#### Your instructions
All of the data is to be written out again exactly, without the pictures.

________

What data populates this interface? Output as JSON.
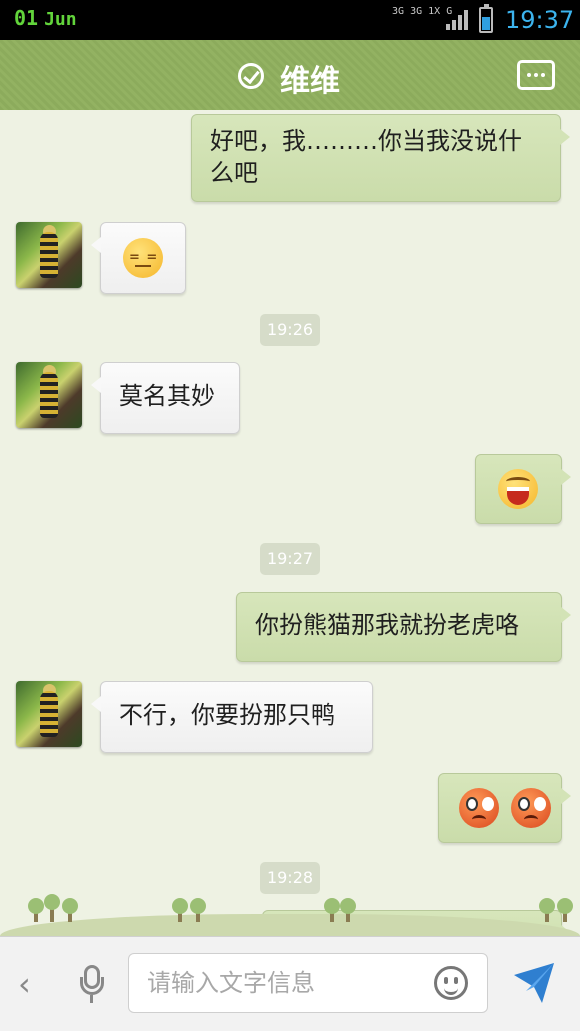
{
  "status_bar": {
    "day": "01",
    "month": "Jun",
    "network_labels": [
      "3G",
      "3G",
      "1X",
      "G"
    ],
    "battery_icon": "battery-icon",
    "time": "19:37"
  },
  "header": {
    "contact_name": "维维",
    "verified_icon": "check-circle-icon",
    "menu_icon": "more-menu-icon"
  },
  "messages": [
    {
      "side": "out",
      "type": "text",
      "text": "好吧，我………你当我没说什",
      "text2": "么吧"
    },
    {
      "side": "in",
      "type": "emoji",
      "emoji": "annoyed-emoji"
    },
    {
      "type": "timestamp",
      "text": "19:26"
    },
    {
      "side": "in",
      "type": "text",
      "text": "莫名其妙"
    },
    {
      "side": "out",
      "type": "emoji",
      "emoji": "laughing-emoji"
    },
    {
      "type": "timestamp",
      "text": "19:27"
    },
    {
      "side": "out",
      "type": "text",
      "text": "你扮熊猫那我就扮老虎咯"
    },
    {
      "side": "in",
      "type": "text",
      "text": "不行，你要扮那只鸭"
    },
    {
      "side": "out",
      "type": "emoji",
      "emoji": "angry-emoji-x2"
    },
    {
      "type": "timestamp",
      "text": "19:28"
    }
  ],
  "input_bar": {
    "placeholder": "请输入文字信息",
    "back_icon": "chevron-left-icon",
    "voice_icon": "microphone-icon",
    "emoji_icon": "smiley-icon",
    "send_icon": "send-icon"
  },
  "colors": {
    "header_green": "#8cab5c",
    "chat_background": "#eef2e3",
    "outgoing_bubble": "#d3e3b6",
    "incoming_bubble": "#f8f8f8",
    "status_time": "#3cb4ee",
    "status_date": "#62d43b"
  }
}
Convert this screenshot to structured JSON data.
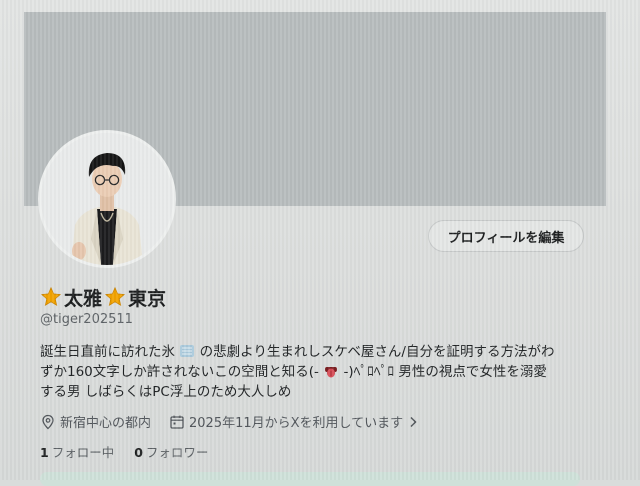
{
  "profile": {
    "edit_button": "プロフィールを編集",
    "name_part1": "太雅",
    "name_part2": "東京",
    "handle": "@tiger202511",
    "bio_line1_a": "誕生日直前に訪れた氷",
    "bio_line1_b": "の悲劇より生まれしスケベ屋さん/自分を証明する方法がわ",
    "bio_line2_a": "ずか160文字しか許されないこの空間と知る(-",
    "bio_line2_b": "-)ﾍﾟﾛﾍﾟﾛ 男性の視点で女性を溺愛",
    "bio_line3": "する男 しばらくはPC浮上のため大人しめ",
    "location": "新宿中心の都内",
    "joined": "2025年11月からXを利用しています",
    "following_count": "1",
    "following_label": "フォロー中",
    "followers_count": "0",
    "followers_label": "フォロワー"
  },
  "icons": [
    "star-icon",
    "ice-emoji-icon",
    "tongue-emoji-icon",
    "location-pin-icon",
    "calendar-icon",
    "chevron-right-icon"
  ],
  "colors": {
    "star": "#f2a300",
    "banner": "#b7bcbd",
    "bottom_bar": "#cfe1d9"
  }
}
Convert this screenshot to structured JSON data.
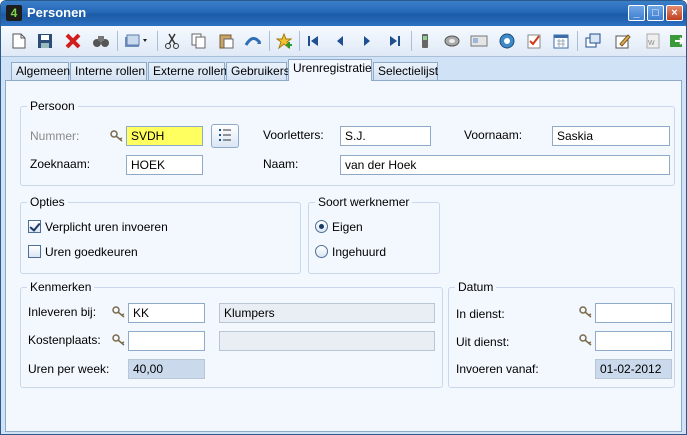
{
  "window": {
    "title": "Personen",
    "app_icon_glyph": "4",
    "minimize_glyph": "_",
    "maximize_glyph": "□",
    "close_glyph": "×"
  },
  "tabs": [
    {
      "label": "Algemeen",
      "active": false
    },
    {
      "label": "Interne rollen",
      "active": false
    },
    {
      "label": "Externe rollen",
      "active": false
    },
    {
      "label": "Gebruikers",
      "active": false
    },
    {
      "label": "Urenregistratie",
      "active": true
    },
    {
      "label": "Selectielijst",
      "active": false
    }
  ],
  "persoon": {
    "group_label": "Persoon",
    "nummer_label": "Nummer:",
    "nummer_value": "SVDH",
    "voorletters_label": "Voorletters:",
    "voorletters_value": "S.J.",
    "voornaam_label": "Voornaam:",
    "voornaam_value": "Saskia",
    "zoeknaam_label": "Zoeknaam:",
    "zoeknaam_value": "HOEK",
    "naam_label": "Naam:",
    "naam_value": "van der Hoek"
  },
  "opties": {
    "group_label": "Opties",
    "verplicht_label": "Verplicht uren invoeren",
    "verplicht_checked": true,
    "goedkeuren_label": "Uren goedkeuren",
    "goedkeuren_checked": false
  },
  "soort": {
    "group_label": "Soort werknemer",
    "eigen_label": "Eigen",
    "eigen_selected": true,
    "ingehuurd_label": "Ingehuurd",
    "ingehuurd_selected": false
  },
  "kenmerken": {
    "group_label": "Kenmerken",
    "inleveren_label": "Inleveren bij:",
    "inleveren_code": "KK",
    "inleveren_name": "Klumpers",
    "kostenplaats_label": "Kostenplaats:",
    "kostenplaats_code": "",
    "kostenplaats_name": "",
    "uren_label": "Uren per week:",
    "uren_value": "40,00"
  },
  "datum": {
    "group_label": "Datum",
    "in_dienst_label": "In dienst:",
    "in_dienst_value": "",
    "uit_dienst_label": "Uit dienst:",
    "uit_dienst_value": "",
    "invoeren_label": "Invoeren vanaf:",
    "invoeren_value": "01-02-2012"
  },
  "colors": {
    "title_bar": "#2468b6",
    "panel_bg": "#f3f8fe",
    "highlight_field": "#ffff60",
    "readonly_field": "#cad9ec"
  },
  "toolbar_icons": [
    "new-document-icon",
    "save-icon",
    "delete-icon",
    "binoculars-icon",
    "folder-dropdown-icon",
    "cut-icon",
    "copy-icon",
    "paste-icon",
    "refresh-icon",
    "favorite-add-icon",
    "first-record-icon",
    "previous-record-icon",
    "next-record-icon",
    "last-record-icon",
    "phone-icon",
    "link-icon",
    "card-icon",
    "web-icon",
    "checklist-icon",
    "calendar-icon",
    "windows-icon",
    "edit-icon",
    "word-icon",
    "export-icon"
  ]
}
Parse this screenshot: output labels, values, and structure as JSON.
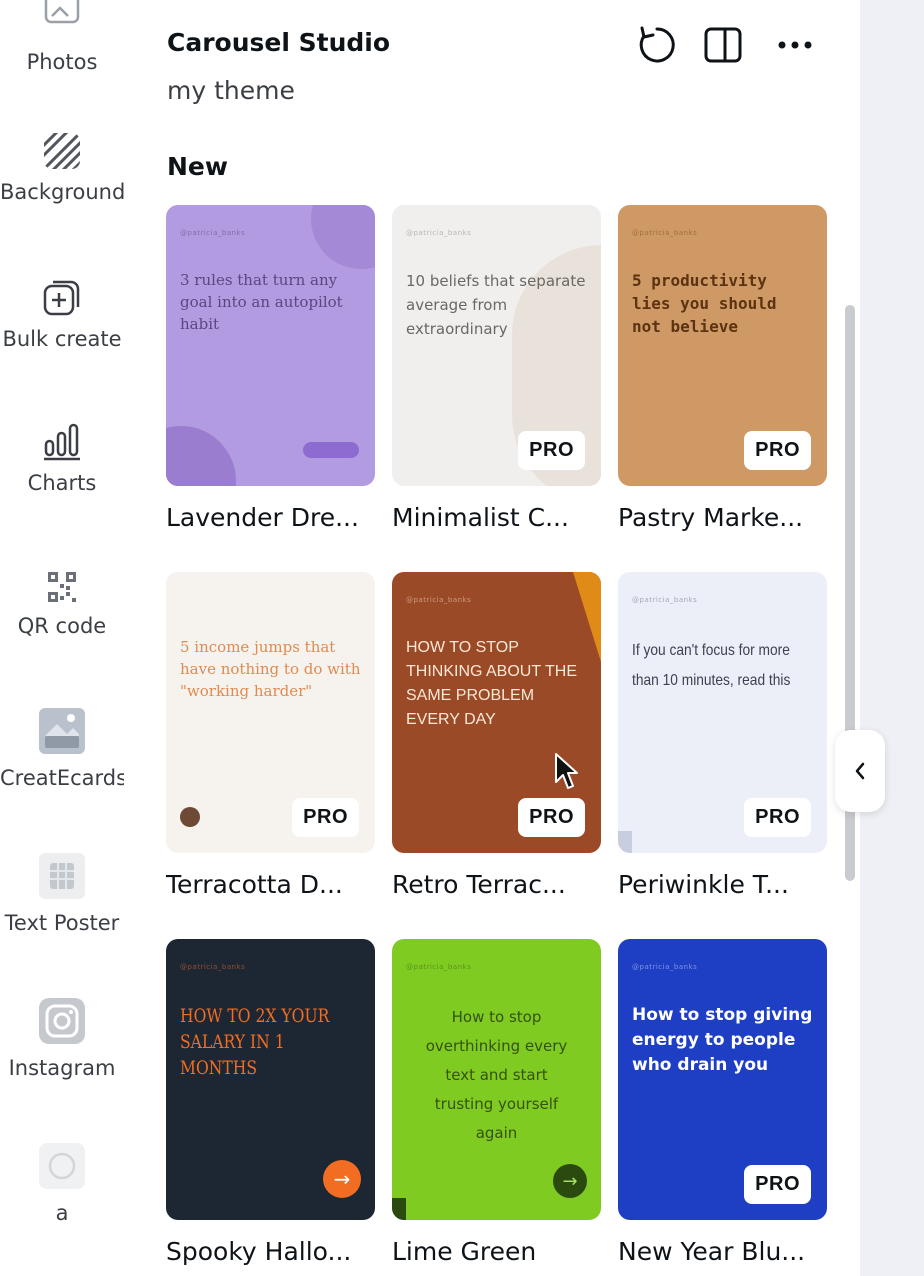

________

#### Your solution
What data populates this interface? Output as JSON.
{
  "status_bar": {
    "day": "01",
    "month": "Jun",
    "network_labels": [
      "3G",
      "3G",
      "1X",
      "G"
    ],
    "battery_icon": "battery-icon",
    "time": "19:37"
  },
  "header": {
    "contact_name": "维维",
    "verified_icon": "check-circle-icon",
    "menu_icon": "more-menu-icon"
  },
  "messages": [
    {
      "side": "out",
      "type": "text",
      "text": "好吧，我………你当我没说什",
      "text2": "么吧"
    },
    {
      "side": "in",
      "type": "emoji",
      "emoji": "annoyed-emoji"
    },
    {
      "type": "timestamp",
      "text": "19:26"
    },
    {
      "side": "in",
      "type": "text",
      "text": "莫名其妙"
    },
    {
      "side": "out",
      "type": "emoji",
      "emoji": "laughing-emoji"
    },
    {
      "type": "timestamp",
      "text": "19:27"
    },
    {
      "side": "out",
      "type": "text",
      "text": "你扮熊猫那我就扮老虎咯"
    },
    {
      "side": "in",
      "type": "text",
      "text": "不行，你要扮那只鸭"
    },
    {
      "side": "out",
      "type": "emoji",
      "emoji": "angry-emoji-x2"
    },
    {
      "type": "timestamp",
      "text": "19:28"
    }
  ],
  "input_bar": {
    "placeholder": "请输入文字信息",
    "back_icon": "chevron-left-icon",
    "voice_icon": "microphone-icon",
    "emoji_icon": "smiley-icon",
    "send_icon": "send-icon"
  },
  "colors": {
    "header_green": "#8cab5c",
    "chat_background": "#eef2e3",
    "outgoing_bubble": "#d3e3b6",
    "incoming_bubble": "#f8f8f8",
    "status_time": "#3cb4ee",
    "status_date": "#62d43b"
  }
}
Convert this screenshot to structured JSON data.
{
  "profile": {
    "edit_button": "プロフィールを編集",
    "name_part1": "太雅",
    "name_part2": "東京",
    "handle": "@tiger202511",
    "bio_line1_a": "誕生日直前に訪れた氷",
    "bio_line1_b": "の悲劇より生まれしスケベ屋さん/自分を証明する方法がわ",
    "bio_line2_a": "ずか160文字しか許されないこの空間と知る(-",
    "bio_line2_b": "-)ﾍﾟﾛﾍﾟﾛ 男性の視点で女性を溺愛",
    "bio_line3": "する男 しばらくはPC浮上のため大人しめ",
    "location": "新宿中心の都内",
    "joined": "2025年11月からXを利用しています",
    "following_count": "1",
    "following_label": "フォロー中",
    "followers_count": "0",
    "followers_label": "フォロワー"
  },
  "icons": [
    "star-icon",
    "ice-emoji-icon",
    "tongue-emoji-icon",
    "location-pin-icon",
    "calendar-icon",
    "chevron-right-icon"
  ],
  "colors": {
    "star": "#f2a300",
    "banner": "#b7bcbd",
    "bottom_bar": "#cfe1d9"
  }
}
Convert this screenshot to structured JSON data.
{
  "window": {
    "title": "Personen",
    "app_icon_glyph": "4",
    "minimize_glyph": "_",
    "maximize_glyph": "□",
    "close_glyph": "×"
  },
  "tabs": [
    {
      "label": "Algemeen",
      "active": false
    },
    {
      "label": "Interne rollen",
      "active": false
    },
    {
      "label": "Externe rollen",
      "active": false
    },
    {
      "label": "Gebruikers",
      "active": false
    },
    {
      "label": "Urenregistratie",
      "active": true
    },
    {
      "label": "Selectielijst",
      "active": false
    }
  ],
  "persoon": {
    "group_label": "Persoon",
    "nummer_label": "Nummer:",
    "nummer_value": "SVDH",
    "voorletters_label": "Voorletters:",
    "voorletters_value": "S.J.",
    "voornaam_label": "Voornaam:",
    "voornaam_value": "Saskia",
    "zoeknaam_label": "Zoeknaam:",
    "zoeknaam_value": "HOEK",
    "naam_label": "Naam:",
    "naam_value": "van der Hoek"
  },
  "opties": {
    "group_label": "Opties",
    "verplicht_label": "Verplicht uren invoeren",
    "verplicht_checked": true,
    "goedkeuren_label": "Uren goedkeuren",
    "goedkeuren_checked": false
  },
  "soort": {
    "group_label": "Soort werknemer",
    "eigen_label": "Eigen",
    "eigen_selected": true,
    "ingehuurd_label": "Ingehuurd",
    "ingehuurd_selected": false
  },
  "kenmerken": {
    "group_label": "Kenmerken",
    "inleveren_label": "Inleveren bij:",
    "inleveren_code": "KK",
    "inleveren_name": "Klumpers",
    "kostenplaats_label": "Kostenplaats:",
    "kostenplaats_code": "",
    "kostenplaats_name": "",
    "uren_label": "Uren per week:",
    "uren_value": "40,00"
  },
  "datum": {
    "group_label": "Datum",
    "in_dienst_label": "In dienst:",
    "in_dienst_value": "",
    "uit_dienst_label": "Uit dienst:",
    "uit_dienst_value": "",
    "invoeren_label": "Invoeren vanaf:",
    "invoeren_value": "01-02-2012"
  },
  "colors": {
    "title_bar": "#2468b6",
    "panel_bg": "#f3f8fe",
    "highlight_field": "#ffff60",
    "readonly_field": "#cad9ec"
  },
  "toolbar_icons": [
    "new-document-icon",
    "save-icon",
    "delete-icon",
    "binoculars-icon",
    "folder-dropdown-icon",
    "cut-icon",
    "copy-icon",
    "paste-icon",
    "refresh-icon",
    "favorite-add-icon",
    "first-record-icon",
    "previous-record-icon",
    "next-record-icon",
    "last-record-icon",
    "phone-icon",
    "link-icon",
    "card-icon",
    "web-icon",
    "checklist-icon",
    "calendar-icon",
    "windows-icon",
    "edit-icon",
    "word-icon",
    "export-icon"
  ]
}
Parse this screenshot: output labels, values, and structure as JSON.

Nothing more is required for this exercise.